#### [Exercise prompt]
Set the records down again, exactly, without their images.

(Element data from apps and pages)
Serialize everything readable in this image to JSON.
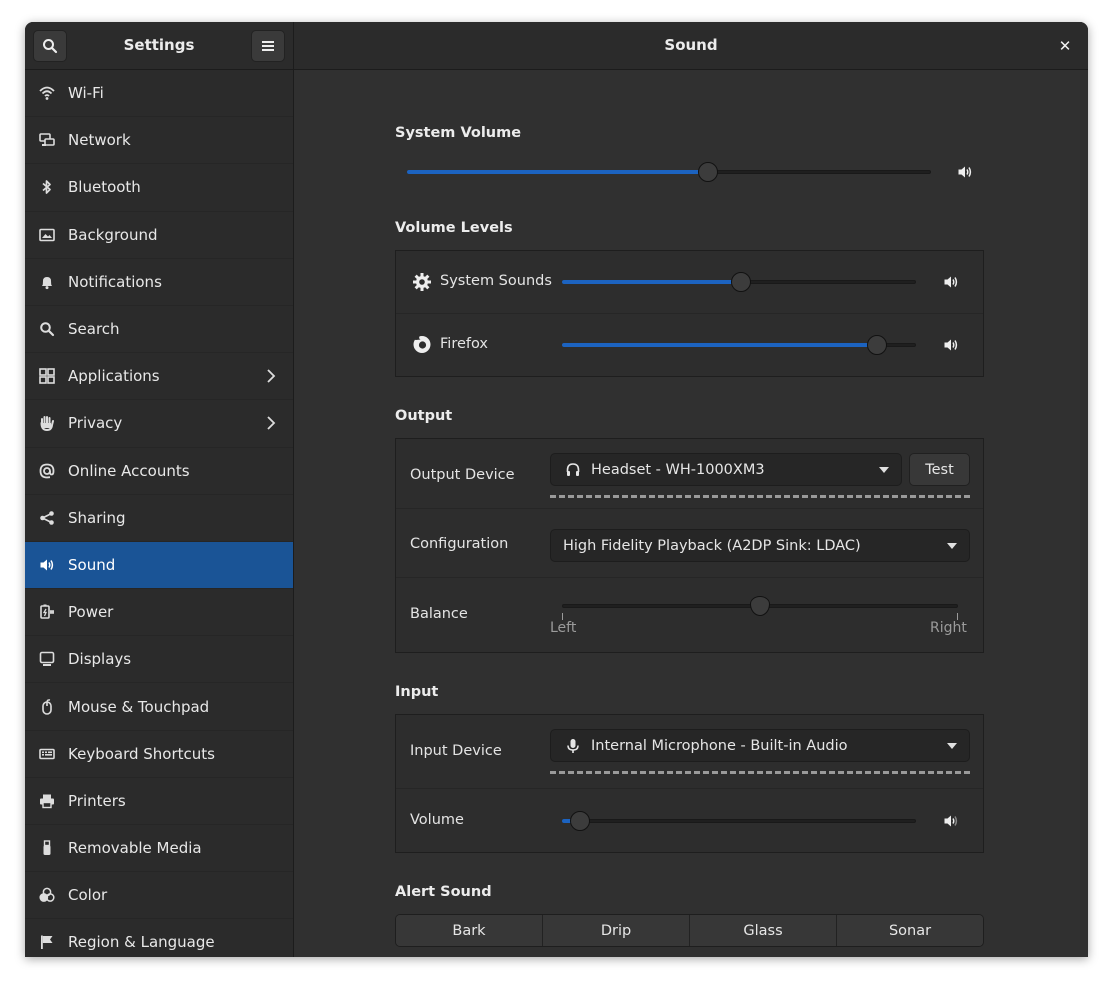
{
  "header": {
    "app_title": "Settings",
    "page_title": "Sound",
    "search_icon": "search-icon",
    "menu_icon": "hamburger-menu-icon",
    "close_icon": "close-icon",
    "close_glyph": "✕"
  },
  "sidebar": {
    "active_color": "#1a5496",
    "items": [
      {
        "label": "Wi-Fi",
        "icon": "wifi-icon"
      },
      {
        "label": "Network",
        "icon": "network-icon"
      },
      {
        "label": "Bluetooth",
        "icon": "bluetooth-icon"
      },
      {
        "label": "Background",
        "icon": "background-icon"
      },
      {
        "label": "Notifications",
        "icon": "bell-icon"
      },
      {
        "label": "Search",
        "icon": "search-icon"
      },
      {
        "label": "Applications",
        "icon": "applications-icon",
        "has_chevron": true
      },
      {
        "label": "Privacy",
        "icon": "hand-icon",
        "has_chevron": true
      },
      {
        "label": "Online Accounts",
        "icon": "at-sign-icon"
      },
      {
        "label": "Sharing",
        "icon": "share-icon"
      },
      {
        "label": "Sound",
        "icon": "speaker-icon",
        "active": true
      },
      {
        "label": "Power",
        "icon": "power-icon"
      },
      {
        "label": "Displays",
        "icon": "display-icon"
      },
      {
        "label": "Mouse & Touchpad",
        "icon": "mouse-icon"
      },
      {
        "label": "Keyboard Shortcuts",
        "icon": "keyboard-icon"
      },
      {
        "label": "Printers",
        "icon": "printer-icon"
      },
      {
        "label": "Removable Media",
        "icon": "usb-icon"
      },
      {
        "label": "Color",
        "icon": "color-icon"
      },
      {
        "label": "Region & Language",
        "icon": "flag-icon"
      }
    ]
  },
  "system_volume": {
    "title": "System Volume",
    "value": 0.575,
    "accent": "#1c63c0"
  },
  "volume_levels": {
    "title": "Volume Levels",
    "items": [
      {
        "label": "System Sounds",
        "icon": "gear-icon",
        "value": 0.505
      },
      {
        "label": "Firefox",
        "icon": "firefox-icon",
        "value": 0.89
      }
    ]
  },
  "output": {
    "title": "Output",
    "device_label": "Output Device",
    "device_value": "Headset - WH-1000XM3",
    "device_icon": "headphones-icon",
    "test_label": "Test",
    "config_label": "Configuration",
    "config_value": "High Fidelity Playback (A2DP Sink: LDAC)",
    "balance_label": "Balance",
    "balance_value": 0.5,
    "balance_left": "Left",
    "balance_right": "Right"
  },
  "input": {
    "title": "Input",
    "device_label": "Input Device",
    "device_value": "Internal Microphone - Built-in Audio",
    "device_icon": "microphone-icon",
    "volume_label": "Volume",
    "volume_value": 0.05
  },
  "alert_sound": {
    "title": "Alert Sound",
    "options": [
      "Bark",
      "Drip",
      "Glass",
      "Sonar"
    ]
  }
}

#### [Exercise result]
Serialize everything readable in this image to JSON.
{
  "header": {
    "app_title": "Settings",
    "page_title": "Sound",
    "search_icon": "search-icon",
    "menu_icon": "hamburger-menu-icon",
    "close_icon": "close-icon",
    "close_glyph": "✕"
  },
  "sidebar": {
    "active_color": "#1a5496",
    "items": [
      {
        "label": "Wi-Fi",
        "icon": "wifi-icon"
      },
      {
        "label": "Network",
        "icon": "network-icon"
      },
      {
        "label": "Bluetooth",
        "icon": "bluetooth-icon"
      },
      {
        "label": "Background",
        "icon": "background-icon"
      },
      {
        "label": "Notifications",
        "icon": "bell-icon"
      },
      {
        "label": "Search",
        "icon": "search-icon"
      },
      {
        "label": "Applications",
        "icon": "applications-icon",
        "has_chevron": true
      },
      {
        "label": "Privacy",
        "icon": "hand-icon",
        "has_chevron": true
      },
      {
        "label": "Online Accounts",
        "icon": "at-sign-icon"
      },
      {
        "label": "Sharing",
        "icon": "share-icon"
      },
      {
        "label": "Sound",
        "icon": "speaker-icon",
        "active": true
      },
      {
        "label": "Power",
        "icon": "power-icon"
      },
      {
        "label": "Displays",
        "icon": "display-icon"
      },
      {
        "label": "Mouse & Touchpad",
        "icon": "mouse-icon"
      },
      {
        "label": "Keyboard Shortcuts",
        "icon": "keyboard-icon"
      },
      {
        "label": "Printers",
        "icon": "printer-icon"
      },
      {
        "label": "Removable Media",
        "icon": "usb-icon"
      },
      {
        "label": "Color",
        "icon": "color-icon"
      },
      {
        "label": "Region & Language",
        "icon": "flag-icon"
      }
    ]
  },
  "system_volume": {
    "title": "System Volume",
    "value": 0.575,
    "accent": "#1c63c0"
  },
  "volume_levels": {
    "title": "Volume Levels",
    "items": [
      {
        "label": "System Sounds",
        "icon": "gear-icon",
        "value": 0.505
      },
      {
        "label": "Firefox",
        "icon": "firefox-icon",
        "value": 0.89
      }
    ]
  },
  "output": {
    "title": "Output",
    "device_label": "Output Device",
    "device_value": "Headset - WH-1000XM3",
    "device_icon": "headphones-icon",
    "test_label": "Test",
    "config_label": "Configuration",
    "config_value": "High Fidelity Playback (A2DP Sink: LDAC)",
    "balance_label": "Balance",
    "balance_value": 0.5,
    "balance_left": "Left",
    "balance_right": "Right"
  },
  "input": {
    "title": "Input",
    "device_label": "Input Device",
    "device_value": "Internal Microphone - Built-in Audio",
    "device_icon": "microphone-icon",
    "volume_label": "Volume",
    "volume_value": 0.05
  },
  "alert_sound": {
    "title": "Alert Sound",
    "options": [
      "Bark",
      "Drip",
      "Glass",
      "Sonar"
    ]
  }
}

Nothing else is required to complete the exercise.